## Listed records
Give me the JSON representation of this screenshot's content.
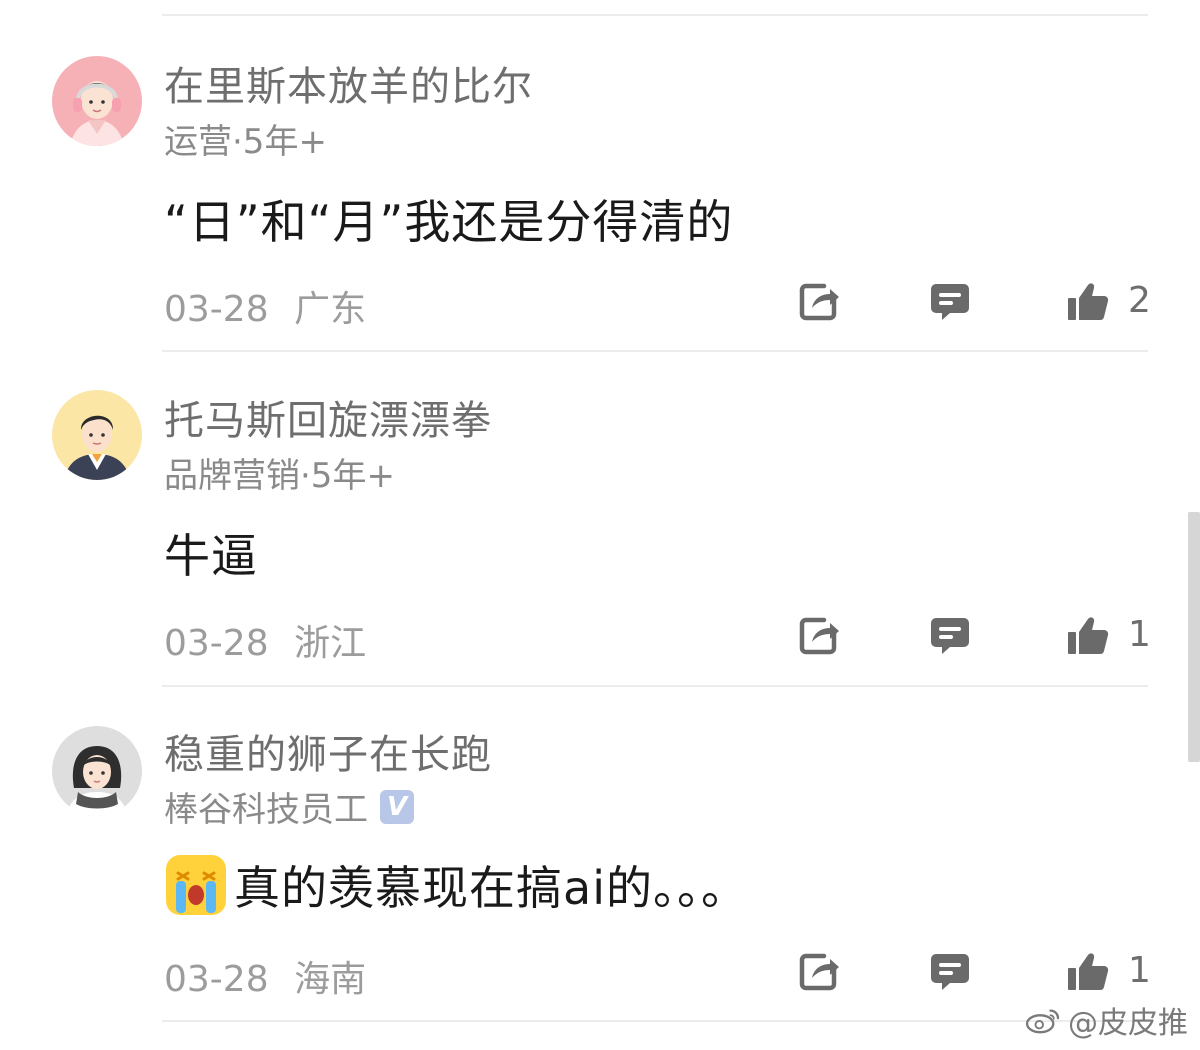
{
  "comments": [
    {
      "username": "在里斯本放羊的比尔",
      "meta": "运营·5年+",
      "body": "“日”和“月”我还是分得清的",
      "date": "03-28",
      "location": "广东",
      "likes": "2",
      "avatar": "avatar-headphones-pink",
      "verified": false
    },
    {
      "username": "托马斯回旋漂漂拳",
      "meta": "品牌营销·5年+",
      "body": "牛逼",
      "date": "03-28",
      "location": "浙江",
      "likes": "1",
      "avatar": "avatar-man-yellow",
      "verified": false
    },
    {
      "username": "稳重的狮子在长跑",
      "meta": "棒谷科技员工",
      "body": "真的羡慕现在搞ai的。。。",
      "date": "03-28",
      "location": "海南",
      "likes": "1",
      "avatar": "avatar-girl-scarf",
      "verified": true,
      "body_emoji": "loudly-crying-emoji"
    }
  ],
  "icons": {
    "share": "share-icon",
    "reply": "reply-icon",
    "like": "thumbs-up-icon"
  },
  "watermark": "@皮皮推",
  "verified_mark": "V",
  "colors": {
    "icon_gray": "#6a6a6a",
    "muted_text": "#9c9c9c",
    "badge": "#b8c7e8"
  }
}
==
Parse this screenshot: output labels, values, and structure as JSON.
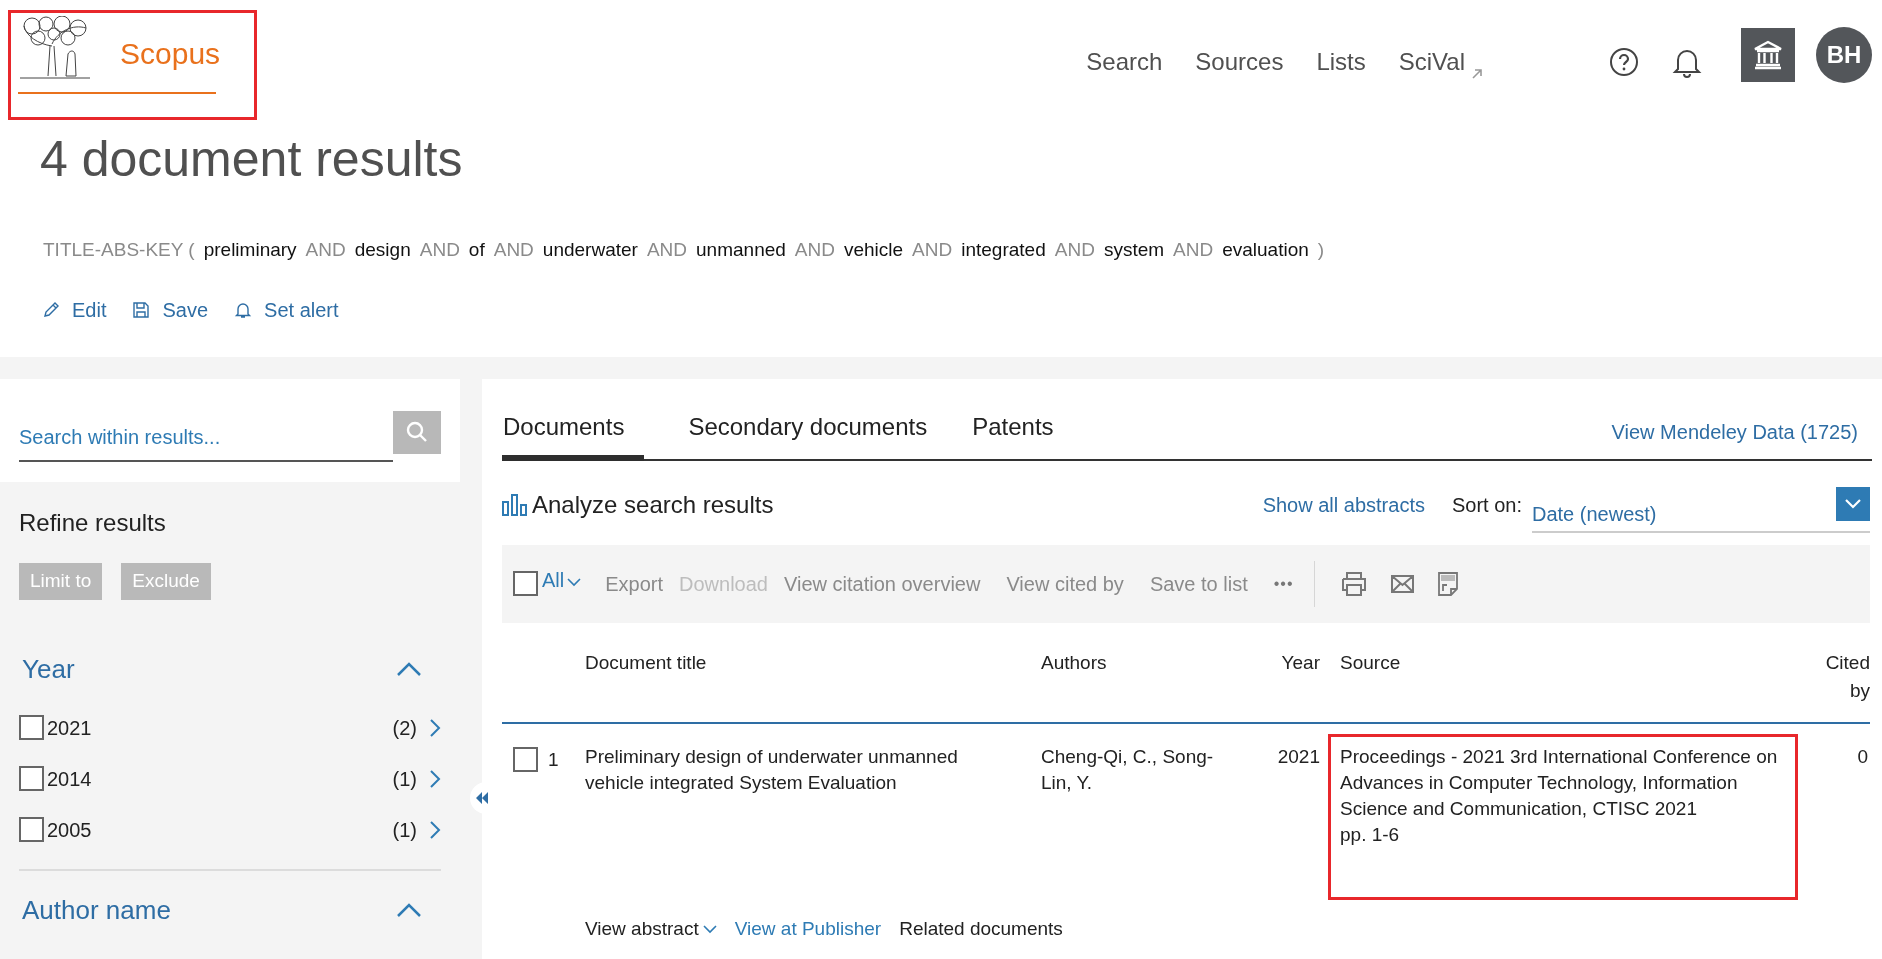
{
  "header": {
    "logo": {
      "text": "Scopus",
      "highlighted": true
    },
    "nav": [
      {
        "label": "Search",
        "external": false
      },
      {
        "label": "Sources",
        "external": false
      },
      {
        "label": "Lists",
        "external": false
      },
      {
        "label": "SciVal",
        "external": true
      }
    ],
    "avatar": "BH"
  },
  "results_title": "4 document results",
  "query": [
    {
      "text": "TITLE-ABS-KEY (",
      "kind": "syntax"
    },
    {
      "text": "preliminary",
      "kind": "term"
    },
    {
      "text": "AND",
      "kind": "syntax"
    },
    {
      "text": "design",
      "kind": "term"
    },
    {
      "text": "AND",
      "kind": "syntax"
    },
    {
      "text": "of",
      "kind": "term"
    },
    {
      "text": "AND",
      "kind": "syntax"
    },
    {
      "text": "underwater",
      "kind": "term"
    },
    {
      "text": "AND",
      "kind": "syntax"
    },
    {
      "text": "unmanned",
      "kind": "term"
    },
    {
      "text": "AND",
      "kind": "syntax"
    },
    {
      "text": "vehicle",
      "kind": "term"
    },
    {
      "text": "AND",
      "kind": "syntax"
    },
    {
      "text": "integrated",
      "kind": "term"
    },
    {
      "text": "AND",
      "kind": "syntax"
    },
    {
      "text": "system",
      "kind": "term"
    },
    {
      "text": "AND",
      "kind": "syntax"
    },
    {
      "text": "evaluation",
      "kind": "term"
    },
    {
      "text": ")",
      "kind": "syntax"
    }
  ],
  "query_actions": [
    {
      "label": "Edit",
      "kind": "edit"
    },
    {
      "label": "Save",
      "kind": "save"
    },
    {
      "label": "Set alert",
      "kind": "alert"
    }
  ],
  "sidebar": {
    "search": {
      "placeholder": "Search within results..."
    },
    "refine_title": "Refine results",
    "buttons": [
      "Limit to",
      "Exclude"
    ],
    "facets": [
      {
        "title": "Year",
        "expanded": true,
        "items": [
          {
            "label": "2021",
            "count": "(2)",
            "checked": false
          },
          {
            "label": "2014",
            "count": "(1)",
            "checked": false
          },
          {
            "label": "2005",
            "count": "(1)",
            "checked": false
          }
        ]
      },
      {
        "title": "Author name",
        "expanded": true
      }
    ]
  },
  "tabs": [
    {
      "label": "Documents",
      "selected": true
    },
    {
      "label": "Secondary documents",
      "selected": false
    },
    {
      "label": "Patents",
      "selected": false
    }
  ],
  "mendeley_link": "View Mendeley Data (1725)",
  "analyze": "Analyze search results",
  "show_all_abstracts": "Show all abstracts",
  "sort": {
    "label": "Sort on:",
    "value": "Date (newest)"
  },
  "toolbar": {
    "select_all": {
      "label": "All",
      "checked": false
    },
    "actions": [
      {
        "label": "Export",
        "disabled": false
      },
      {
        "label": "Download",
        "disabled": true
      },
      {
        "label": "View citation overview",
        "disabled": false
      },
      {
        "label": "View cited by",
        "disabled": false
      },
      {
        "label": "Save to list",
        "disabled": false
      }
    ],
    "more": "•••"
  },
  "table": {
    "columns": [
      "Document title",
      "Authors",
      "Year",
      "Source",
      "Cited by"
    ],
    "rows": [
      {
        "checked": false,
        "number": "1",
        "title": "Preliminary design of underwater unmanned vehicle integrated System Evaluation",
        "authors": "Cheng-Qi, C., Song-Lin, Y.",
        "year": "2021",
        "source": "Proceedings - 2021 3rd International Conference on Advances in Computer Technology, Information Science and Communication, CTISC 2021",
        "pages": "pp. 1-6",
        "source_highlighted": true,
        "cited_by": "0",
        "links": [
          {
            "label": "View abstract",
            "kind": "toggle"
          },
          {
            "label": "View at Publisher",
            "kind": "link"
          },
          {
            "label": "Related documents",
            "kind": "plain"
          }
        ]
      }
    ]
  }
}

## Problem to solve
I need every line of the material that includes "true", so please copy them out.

## Your response
      "verified": true,
      "highlighted": true
        "external": true
        "expanded": true,
        "expanded": true
      "selected": true
        "disabled": true
        "source_highlighted": true,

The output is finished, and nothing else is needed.